Arviat Film Society to launch local television channel
“We’ll just let them tell their story”
ARVIAT — What do you get when you give some cameras and encouragement to a group of enthusiastic youth?
In the case of one Arviat group — a community television station.
One year after the Arviat Film Society had its first broadcast on the local Padlei Co-op channel, the group is working to launch a full-time Inuktitut-language television station in Arviat that will highlight local people and culture.
By the end of the month, viewers in Arviat can switch on channel 19 to watch new and vintage footage taken in and around the community, showing shots from traditional cooking, drum dancing, Canadian Forces arriving in town by snowmobile or an interview with a local basketball player.
Viewers outside of Arviat can also tune in at Isuma TV which hosts the broadcast.
“Our goal is essentially the same, but it’s also evolved because the youth stepped up and took over,” said Eric Anoee Jr., one of the film society’s original members. “A lot of them will be providers of content and we’ll just let them tell their story.”
The film society has come a long way from 2010, when a core group of five started meeting to explore new forms of communication and digital literacy.
Now the society has grown to include about 20 Inuit youth, along with educators and mentors, working together to build their own local media empire from the audio-visual studio at John Arnalujuak high school.
Taking a cue from the recent Nanisiniq project, where youth helped to document history from the community and the Kivalliq region, the film society began doing its own research.
The group’s members have kept busy filming community events, interviewing elders and exploring the modern issues they face. All that video is now in the process of being digitalized so it can go to broadcast in the coming weeks.
But while the film society has attracted attention and viewers from across the territory, its goal is not only education and entertainment.
It wants to build capacity among youth in a community that has few opportunities, Anoee said.
On a Wednesday night this past October, the group learned to blog. Each participant was encouraged to share something about themselves to “broadcast” on their society’s website.
James Issakiark, 19, wrote about polar bears — a popular topic in this Hudson Bay community, where nuisance polar bears are common; others wrote about their future plans. One of the society’s members went around with a digital camera, snapping shots of the group’s members to post on the blog.
Twenty-four year-old Manasie Thompson recently joined the group.
After studying to become a heavy duty equipment mechanic in the south, Thompson returned to Arviat, where he’s been looking for a job ever since.
“Since there’s no work, I’ve got free time,” he said with a smile. “So I figured I could learn some media skills.”
Thompson said he’s learned a lot about editing different kinds of media — at home, he said he uses those skills to mix traditional music and modern beats together in computer graphic form.
“We’re hoping to open their eyes to the possibility of doing these kinds of things as a career,” said Anoee, who works as a media coordinator for the Government of Nunavut’s education department.

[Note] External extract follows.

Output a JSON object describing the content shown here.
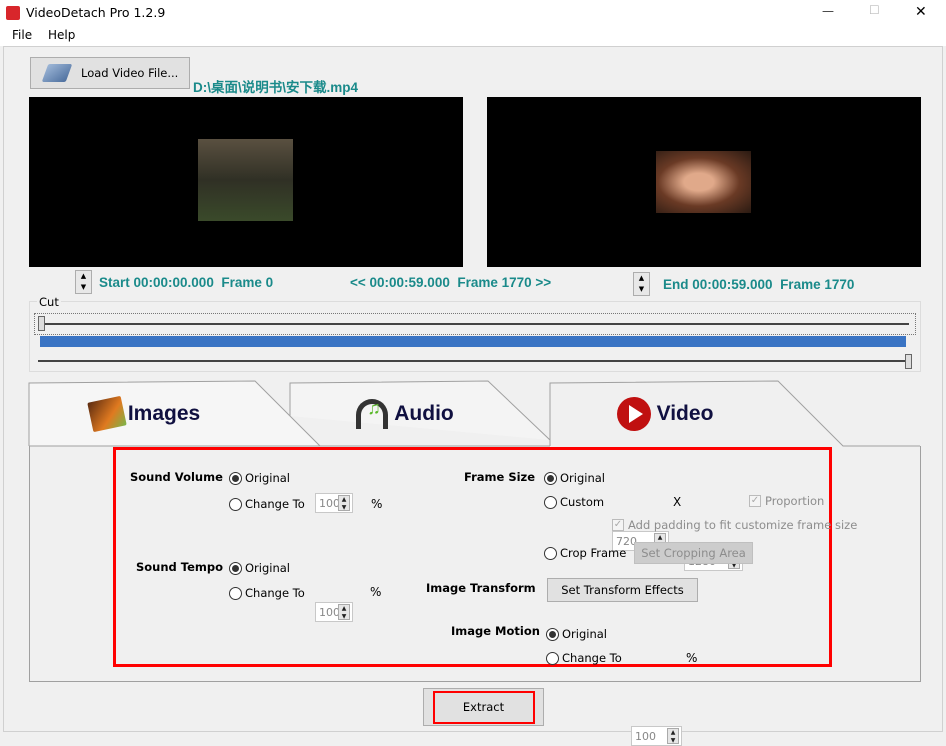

“That can be a challenge because they don’t often see these roles in their own community,” he added. “How often do they see a filmmaker?”

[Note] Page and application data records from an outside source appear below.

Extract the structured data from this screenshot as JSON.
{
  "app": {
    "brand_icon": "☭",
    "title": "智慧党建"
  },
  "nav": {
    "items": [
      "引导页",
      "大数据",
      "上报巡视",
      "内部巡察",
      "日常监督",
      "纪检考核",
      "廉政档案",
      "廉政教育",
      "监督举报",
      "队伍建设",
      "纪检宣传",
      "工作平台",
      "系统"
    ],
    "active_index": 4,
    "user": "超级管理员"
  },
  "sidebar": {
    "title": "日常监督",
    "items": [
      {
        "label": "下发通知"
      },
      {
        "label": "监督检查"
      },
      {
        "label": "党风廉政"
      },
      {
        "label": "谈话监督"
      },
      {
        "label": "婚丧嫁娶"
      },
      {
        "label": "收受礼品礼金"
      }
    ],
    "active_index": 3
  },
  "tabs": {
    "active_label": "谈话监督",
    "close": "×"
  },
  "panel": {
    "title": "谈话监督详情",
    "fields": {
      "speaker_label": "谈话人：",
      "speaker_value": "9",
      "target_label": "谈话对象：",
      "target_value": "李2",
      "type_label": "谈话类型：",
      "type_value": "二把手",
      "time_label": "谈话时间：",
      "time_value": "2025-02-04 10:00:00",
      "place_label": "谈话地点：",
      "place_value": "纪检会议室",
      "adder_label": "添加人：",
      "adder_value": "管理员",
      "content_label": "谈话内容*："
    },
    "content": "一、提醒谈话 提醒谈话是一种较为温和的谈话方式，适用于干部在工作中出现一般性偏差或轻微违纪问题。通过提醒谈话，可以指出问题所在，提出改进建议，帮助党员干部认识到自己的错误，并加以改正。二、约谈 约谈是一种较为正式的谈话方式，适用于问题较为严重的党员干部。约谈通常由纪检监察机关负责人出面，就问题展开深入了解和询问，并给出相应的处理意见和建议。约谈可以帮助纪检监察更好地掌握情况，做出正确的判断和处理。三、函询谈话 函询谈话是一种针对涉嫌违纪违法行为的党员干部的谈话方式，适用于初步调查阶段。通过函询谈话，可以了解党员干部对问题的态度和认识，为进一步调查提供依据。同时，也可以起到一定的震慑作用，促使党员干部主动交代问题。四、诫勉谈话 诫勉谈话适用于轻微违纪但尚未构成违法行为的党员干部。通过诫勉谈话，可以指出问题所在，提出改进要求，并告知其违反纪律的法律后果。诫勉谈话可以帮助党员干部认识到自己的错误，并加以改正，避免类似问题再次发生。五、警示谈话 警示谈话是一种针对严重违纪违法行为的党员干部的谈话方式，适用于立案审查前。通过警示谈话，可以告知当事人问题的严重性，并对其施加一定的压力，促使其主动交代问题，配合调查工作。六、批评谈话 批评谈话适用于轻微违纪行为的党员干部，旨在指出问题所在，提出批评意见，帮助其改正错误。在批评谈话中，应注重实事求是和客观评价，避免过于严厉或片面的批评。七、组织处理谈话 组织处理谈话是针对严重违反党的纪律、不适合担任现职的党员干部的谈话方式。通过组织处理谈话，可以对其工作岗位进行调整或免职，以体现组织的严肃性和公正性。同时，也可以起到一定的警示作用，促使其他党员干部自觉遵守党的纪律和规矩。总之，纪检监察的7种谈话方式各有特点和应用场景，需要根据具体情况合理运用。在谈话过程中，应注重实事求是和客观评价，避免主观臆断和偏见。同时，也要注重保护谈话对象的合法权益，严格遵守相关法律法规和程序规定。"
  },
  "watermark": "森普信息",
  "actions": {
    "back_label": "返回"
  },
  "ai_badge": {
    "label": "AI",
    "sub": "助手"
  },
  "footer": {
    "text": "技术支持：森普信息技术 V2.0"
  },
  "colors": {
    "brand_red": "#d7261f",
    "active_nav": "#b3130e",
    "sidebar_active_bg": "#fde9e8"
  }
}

Anoee said he hopes the group’s members can start to see those roles in each other, as the society and its work grow.
“We’re hoping eventually they go to film school and become the next Zach Kunuk,” Anoee said.
You can have a look at a sample of the Arviat television playlist here.